**Data excerpts**
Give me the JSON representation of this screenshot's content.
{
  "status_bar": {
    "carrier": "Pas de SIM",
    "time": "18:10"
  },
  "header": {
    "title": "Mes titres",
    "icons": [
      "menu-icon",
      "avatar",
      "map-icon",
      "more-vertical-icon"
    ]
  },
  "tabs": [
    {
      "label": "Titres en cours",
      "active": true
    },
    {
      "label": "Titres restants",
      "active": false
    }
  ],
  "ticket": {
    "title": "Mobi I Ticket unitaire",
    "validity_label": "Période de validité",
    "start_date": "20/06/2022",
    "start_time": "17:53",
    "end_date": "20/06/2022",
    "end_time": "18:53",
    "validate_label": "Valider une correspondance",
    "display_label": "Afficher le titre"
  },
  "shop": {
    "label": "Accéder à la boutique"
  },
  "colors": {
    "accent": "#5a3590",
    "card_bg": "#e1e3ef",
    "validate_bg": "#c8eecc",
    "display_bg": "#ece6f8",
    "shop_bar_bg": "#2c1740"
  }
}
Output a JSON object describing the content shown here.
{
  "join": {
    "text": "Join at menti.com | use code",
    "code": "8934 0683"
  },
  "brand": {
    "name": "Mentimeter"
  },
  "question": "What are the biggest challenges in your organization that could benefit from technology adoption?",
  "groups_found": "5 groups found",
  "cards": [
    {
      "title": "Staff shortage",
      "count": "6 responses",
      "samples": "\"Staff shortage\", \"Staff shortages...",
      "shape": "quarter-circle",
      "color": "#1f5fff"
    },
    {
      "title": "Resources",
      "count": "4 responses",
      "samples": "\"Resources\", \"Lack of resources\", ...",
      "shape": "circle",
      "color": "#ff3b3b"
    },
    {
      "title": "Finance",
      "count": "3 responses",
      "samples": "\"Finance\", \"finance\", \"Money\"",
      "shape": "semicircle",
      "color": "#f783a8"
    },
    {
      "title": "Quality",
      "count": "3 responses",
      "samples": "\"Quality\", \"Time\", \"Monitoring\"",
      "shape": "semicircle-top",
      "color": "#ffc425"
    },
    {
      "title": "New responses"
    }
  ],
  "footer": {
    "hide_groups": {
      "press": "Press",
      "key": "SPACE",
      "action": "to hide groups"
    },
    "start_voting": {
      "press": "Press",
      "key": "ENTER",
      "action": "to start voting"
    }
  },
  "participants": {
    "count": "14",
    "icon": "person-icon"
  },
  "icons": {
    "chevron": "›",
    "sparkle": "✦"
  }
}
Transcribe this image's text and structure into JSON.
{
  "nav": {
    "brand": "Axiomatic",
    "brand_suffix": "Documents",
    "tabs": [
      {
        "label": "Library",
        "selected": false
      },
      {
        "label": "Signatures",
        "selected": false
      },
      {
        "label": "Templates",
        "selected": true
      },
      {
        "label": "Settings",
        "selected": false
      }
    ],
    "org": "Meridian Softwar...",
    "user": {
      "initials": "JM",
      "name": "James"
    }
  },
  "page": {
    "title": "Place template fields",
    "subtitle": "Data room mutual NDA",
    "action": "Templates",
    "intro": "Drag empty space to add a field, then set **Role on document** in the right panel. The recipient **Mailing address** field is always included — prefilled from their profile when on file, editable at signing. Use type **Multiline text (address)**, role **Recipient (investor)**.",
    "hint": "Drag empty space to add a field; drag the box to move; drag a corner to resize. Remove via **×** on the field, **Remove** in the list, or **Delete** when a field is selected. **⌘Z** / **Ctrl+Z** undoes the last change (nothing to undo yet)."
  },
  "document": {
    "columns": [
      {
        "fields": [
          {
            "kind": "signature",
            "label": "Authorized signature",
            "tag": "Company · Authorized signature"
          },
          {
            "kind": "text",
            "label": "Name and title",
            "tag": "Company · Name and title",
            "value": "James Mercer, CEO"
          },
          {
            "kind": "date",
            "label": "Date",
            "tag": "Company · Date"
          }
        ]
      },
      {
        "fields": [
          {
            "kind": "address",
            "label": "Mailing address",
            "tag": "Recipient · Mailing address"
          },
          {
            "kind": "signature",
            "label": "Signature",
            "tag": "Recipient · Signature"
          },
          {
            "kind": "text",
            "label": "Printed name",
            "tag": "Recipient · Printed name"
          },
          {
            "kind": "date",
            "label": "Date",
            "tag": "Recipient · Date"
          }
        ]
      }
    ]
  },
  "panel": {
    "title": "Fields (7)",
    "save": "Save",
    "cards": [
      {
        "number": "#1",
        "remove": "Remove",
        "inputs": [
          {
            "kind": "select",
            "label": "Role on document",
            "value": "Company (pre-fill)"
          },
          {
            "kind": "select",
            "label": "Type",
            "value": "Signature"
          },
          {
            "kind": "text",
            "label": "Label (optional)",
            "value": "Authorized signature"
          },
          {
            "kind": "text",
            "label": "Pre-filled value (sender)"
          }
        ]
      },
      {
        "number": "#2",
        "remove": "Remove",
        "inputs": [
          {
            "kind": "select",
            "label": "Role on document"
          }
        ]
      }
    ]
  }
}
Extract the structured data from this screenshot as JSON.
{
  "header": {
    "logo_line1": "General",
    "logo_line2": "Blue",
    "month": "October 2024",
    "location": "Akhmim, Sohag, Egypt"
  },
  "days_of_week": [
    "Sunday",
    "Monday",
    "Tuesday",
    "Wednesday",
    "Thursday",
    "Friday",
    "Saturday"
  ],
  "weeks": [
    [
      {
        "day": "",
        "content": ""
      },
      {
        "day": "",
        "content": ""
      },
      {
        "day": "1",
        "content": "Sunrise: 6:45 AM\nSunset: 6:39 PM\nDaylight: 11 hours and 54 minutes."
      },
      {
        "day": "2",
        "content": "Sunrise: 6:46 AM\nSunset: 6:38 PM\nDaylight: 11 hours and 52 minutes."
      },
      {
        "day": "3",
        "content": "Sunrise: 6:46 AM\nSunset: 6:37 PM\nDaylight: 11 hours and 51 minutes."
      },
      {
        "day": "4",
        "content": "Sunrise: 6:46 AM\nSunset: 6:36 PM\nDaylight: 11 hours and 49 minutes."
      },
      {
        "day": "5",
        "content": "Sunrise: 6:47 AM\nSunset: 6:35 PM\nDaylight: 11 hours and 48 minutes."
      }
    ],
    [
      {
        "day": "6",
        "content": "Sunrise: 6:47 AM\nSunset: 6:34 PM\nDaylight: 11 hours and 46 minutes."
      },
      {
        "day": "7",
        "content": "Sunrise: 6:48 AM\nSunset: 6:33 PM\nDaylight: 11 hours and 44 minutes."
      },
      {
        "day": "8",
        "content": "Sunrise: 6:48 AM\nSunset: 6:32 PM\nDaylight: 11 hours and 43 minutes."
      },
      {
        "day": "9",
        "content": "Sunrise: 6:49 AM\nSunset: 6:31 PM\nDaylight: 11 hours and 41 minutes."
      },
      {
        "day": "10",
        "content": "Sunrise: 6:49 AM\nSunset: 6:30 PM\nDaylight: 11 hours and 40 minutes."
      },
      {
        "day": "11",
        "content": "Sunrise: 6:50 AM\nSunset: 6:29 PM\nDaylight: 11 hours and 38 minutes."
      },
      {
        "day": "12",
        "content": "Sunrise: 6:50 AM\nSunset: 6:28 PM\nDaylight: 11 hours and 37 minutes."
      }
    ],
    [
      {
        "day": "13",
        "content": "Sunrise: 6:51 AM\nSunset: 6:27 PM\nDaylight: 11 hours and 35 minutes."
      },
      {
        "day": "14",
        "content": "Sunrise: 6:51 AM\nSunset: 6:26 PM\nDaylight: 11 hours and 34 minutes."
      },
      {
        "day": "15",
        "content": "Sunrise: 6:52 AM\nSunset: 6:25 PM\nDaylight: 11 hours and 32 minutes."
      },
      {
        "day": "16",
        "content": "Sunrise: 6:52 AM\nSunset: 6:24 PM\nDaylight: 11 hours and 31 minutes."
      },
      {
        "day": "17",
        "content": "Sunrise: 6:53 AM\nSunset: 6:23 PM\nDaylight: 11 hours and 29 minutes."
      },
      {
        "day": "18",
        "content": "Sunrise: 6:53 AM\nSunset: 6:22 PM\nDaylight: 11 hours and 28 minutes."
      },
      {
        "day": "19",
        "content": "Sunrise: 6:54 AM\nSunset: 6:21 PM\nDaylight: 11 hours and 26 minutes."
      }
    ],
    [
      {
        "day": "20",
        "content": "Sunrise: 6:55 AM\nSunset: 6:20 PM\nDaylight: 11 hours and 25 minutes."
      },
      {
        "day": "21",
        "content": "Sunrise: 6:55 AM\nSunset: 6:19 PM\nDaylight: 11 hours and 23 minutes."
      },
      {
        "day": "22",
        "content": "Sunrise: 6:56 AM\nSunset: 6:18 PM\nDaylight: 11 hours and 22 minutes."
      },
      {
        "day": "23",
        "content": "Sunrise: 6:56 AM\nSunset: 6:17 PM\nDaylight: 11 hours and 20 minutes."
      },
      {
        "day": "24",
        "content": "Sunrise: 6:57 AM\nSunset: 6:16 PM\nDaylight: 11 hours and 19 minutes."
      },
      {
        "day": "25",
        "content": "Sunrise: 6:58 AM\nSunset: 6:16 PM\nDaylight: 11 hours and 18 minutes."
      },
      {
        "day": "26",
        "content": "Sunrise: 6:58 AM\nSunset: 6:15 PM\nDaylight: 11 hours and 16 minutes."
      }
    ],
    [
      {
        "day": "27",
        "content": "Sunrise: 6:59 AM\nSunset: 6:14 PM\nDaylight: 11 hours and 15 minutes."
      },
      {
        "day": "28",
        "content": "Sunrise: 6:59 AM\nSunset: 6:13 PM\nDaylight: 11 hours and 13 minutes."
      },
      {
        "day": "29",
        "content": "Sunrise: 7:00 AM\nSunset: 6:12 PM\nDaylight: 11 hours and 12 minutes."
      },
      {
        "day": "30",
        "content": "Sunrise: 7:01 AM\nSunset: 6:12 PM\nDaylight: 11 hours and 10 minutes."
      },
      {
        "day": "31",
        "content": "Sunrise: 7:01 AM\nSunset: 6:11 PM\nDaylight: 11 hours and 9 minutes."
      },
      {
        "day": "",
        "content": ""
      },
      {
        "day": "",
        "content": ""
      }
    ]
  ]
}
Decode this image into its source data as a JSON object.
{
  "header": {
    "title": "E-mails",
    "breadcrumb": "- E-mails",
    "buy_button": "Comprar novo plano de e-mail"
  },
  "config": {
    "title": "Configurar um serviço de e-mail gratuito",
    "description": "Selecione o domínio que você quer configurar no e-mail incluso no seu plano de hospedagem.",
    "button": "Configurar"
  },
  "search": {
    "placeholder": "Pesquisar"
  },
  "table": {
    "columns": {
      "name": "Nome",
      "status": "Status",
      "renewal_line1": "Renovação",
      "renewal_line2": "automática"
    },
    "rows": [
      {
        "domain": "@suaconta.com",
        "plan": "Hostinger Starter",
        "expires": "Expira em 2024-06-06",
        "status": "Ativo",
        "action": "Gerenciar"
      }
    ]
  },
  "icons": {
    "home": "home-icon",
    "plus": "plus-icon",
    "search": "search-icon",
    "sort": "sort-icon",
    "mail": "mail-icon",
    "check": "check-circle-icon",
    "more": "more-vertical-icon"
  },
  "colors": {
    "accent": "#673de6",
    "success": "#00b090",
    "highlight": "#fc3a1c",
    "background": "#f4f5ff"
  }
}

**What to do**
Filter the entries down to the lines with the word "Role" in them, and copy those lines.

**Result for this exercise**
    "intro": "Drag empty space to add a field, then set **Role on document** in the right panel. The recipient **Mailing address** field is always included — prefilled from their profile when on file, editable at signing. Use type **Multiline text (address)**, role **Recipient (investor)**.",
            "label": "Role on document",
            "label": "Role on document"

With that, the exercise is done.